Board games have the ability to transport us and transform us, whether that's to the fantasy Candy Land or to the Spice Islands of Century: Eastern Wonders. From Ms. Spector's point of view, the dark equalizing transportation circle of a board game provides a chance to smash down those who deserve it away from the table now that the playing field is equal. This is what I call, non-consensual table therapy.

When you look for these opportunities to address old grudges for yourself at a board game event, you are creating an experience internally that has nothing to do with the awareness or consent of the other players and it's completely inappropriate. For my part, this equalizing transformation is one of the things I look forward to most of all - not because I want to smash the patriarchy, but because I want to bring people together for a shared experience. Board games provide a socially acceptable opportunity for us to step away from politics, prejudice, age, and every other factor that has been weaponized to separate people. Gaming is an opportunity to communicate with your friends. Don't be afraid to stop the game for a minute and deal with a problem. Take a deep breath. If someone is getting aggressive stop and talk about it. The more you avoid it, the worse it gets. If you can't communicate with your fellow players in a healthy way, odds are you probably shouldn't be playing with them. There are deeper issues at work that need to be addressed. 

Nicole Spector ends her article by recommending several balms for competitive board game spirit including:

  • Playing games with less strategy so as not to have to tax "brain power."
  • Drink Responsibly
  • Resolve not to react to others' aggression. 

NBC News BETTER touts that their articles are "obsessed with finding easier, healthier and smarter ways to live." While Nicole Spector ended her article with these "tips," I would say that there's one glaring health-mindful omission here. Avoiding complicated/strategic competitive games is not the problem. The problem is inside you! It's just a game, but your internal life lives beyond the table and you need to give it attention and care.

If you find yourself exorcizing your personal demons during board games, seek help. I don't mean that in a dismissive way. I mean it with all the love and support in the world. Table therapy is unacceptable and it ruins the game for everyone else.

This, above all, is a social event. When your own internal emotional life regularly causes disruption at social functions, honor that and seek the appropriate means to address it. There is a stigma around mental health and therapy is such a powerful tool if you're brave enough to embrace it. It's your responsibility to your fellow players to play safely and be a good sport. Depression, anxiety, and personal hangups can absolutely make that more challenging.
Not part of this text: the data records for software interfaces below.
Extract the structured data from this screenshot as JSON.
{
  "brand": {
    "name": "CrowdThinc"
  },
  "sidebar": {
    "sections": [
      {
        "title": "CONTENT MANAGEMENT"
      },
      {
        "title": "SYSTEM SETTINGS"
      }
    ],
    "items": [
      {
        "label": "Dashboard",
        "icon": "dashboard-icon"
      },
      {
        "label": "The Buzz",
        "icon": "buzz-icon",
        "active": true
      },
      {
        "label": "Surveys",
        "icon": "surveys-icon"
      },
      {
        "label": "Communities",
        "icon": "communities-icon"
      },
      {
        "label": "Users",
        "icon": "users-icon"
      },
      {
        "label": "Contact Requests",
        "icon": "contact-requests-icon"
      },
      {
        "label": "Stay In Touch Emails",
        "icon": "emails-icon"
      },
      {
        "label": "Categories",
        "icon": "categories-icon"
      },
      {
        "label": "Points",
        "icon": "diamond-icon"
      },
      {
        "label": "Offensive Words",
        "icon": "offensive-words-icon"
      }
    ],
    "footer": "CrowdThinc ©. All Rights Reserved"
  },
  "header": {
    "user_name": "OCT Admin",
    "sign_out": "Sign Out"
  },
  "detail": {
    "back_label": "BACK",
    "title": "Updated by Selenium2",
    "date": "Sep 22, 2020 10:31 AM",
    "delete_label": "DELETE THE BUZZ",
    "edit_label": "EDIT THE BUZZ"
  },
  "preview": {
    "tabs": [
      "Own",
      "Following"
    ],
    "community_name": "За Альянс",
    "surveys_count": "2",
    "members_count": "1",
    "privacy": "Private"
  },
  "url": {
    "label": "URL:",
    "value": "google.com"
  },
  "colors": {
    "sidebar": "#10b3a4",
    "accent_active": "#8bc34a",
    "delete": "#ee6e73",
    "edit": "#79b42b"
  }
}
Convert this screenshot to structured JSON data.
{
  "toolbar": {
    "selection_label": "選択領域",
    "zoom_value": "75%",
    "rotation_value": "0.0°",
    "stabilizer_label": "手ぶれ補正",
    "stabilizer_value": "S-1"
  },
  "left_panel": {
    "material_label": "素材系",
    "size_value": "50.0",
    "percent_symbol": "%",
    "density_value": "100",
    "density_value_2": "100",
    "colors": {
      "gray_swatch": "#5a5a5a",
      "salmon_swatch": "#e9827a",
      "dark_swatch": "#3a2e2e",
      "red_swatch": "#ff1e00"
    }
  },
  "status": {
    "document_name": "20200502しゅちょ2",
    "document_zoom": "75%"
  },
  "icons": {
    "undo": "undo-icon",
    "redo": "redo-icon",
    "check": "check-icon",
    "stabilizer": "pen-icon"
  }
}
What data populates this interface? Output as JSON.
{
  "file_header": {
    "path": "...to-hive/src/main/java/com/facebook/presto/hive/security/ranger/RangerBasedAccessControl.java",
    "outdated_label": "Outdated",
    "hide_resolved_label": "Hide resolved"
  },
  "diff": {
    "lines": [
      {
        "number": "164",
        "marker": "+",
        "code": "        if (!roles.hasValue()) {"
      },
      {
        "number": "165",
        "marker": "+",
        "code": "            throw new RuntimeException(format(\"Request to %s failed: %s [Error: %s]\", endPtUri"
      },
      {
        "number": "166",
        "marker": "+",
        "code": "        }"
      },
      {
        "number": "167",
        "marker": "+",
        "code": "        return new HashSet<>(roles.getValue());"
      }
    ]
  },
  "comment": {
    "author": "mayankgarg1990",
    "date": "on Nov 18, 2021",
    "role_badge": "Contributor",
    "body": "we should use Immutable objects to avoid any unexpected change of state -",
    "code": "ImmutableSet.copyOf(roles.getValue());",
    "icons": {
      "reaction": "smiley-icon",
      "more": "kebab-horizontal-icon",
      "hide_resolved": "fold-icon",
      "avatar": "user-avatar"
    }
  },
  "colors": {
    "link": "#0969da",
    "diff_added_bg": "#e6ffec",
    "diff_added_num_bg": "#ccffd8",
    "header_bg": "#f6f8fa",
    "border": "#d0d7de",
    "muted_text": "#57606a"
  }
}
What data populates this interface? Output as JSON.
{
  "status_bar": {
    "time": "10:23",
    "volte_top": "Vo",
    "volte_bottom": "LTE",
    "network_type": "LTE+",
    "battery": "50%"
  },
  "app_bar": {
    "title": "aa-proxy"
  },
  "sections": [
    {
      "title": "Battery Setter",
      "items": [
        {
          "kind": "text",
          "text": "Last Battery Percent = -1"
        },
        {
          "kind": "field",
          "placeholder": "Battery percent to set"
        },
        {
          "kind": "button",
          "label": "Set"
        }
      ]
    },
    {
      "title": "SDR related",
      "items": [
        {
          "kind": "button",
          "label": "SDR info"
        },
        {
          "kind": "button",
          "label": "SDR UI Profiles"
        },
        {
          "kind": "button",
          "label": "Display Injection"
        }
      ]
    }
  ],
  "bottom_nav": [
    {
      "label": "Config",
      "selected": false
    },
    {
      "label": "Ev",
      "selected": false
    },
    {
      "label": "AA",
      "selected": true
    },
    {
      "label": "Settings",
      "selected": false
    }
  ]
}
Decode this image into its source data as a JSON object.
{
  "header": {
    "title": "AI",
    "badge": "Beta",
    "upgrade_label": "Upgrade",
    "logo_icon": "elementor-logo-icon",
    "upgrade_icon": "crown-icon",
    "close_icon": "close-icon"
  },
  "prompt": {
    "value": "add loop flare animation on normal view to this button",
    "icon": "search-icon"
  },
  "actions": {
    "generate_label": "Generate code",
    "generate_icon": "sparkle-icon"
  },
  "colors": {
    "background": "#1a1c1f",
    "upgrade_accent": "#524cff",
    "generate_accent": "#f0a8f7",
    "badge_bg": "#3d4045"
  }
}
The big rule of thumb is, if you're not in a healthy place to play, then don't subject the table to your issues. Be kind to yourself and to your fellow players and you'll find that this hobby has so much more to offer than the thrill of victory.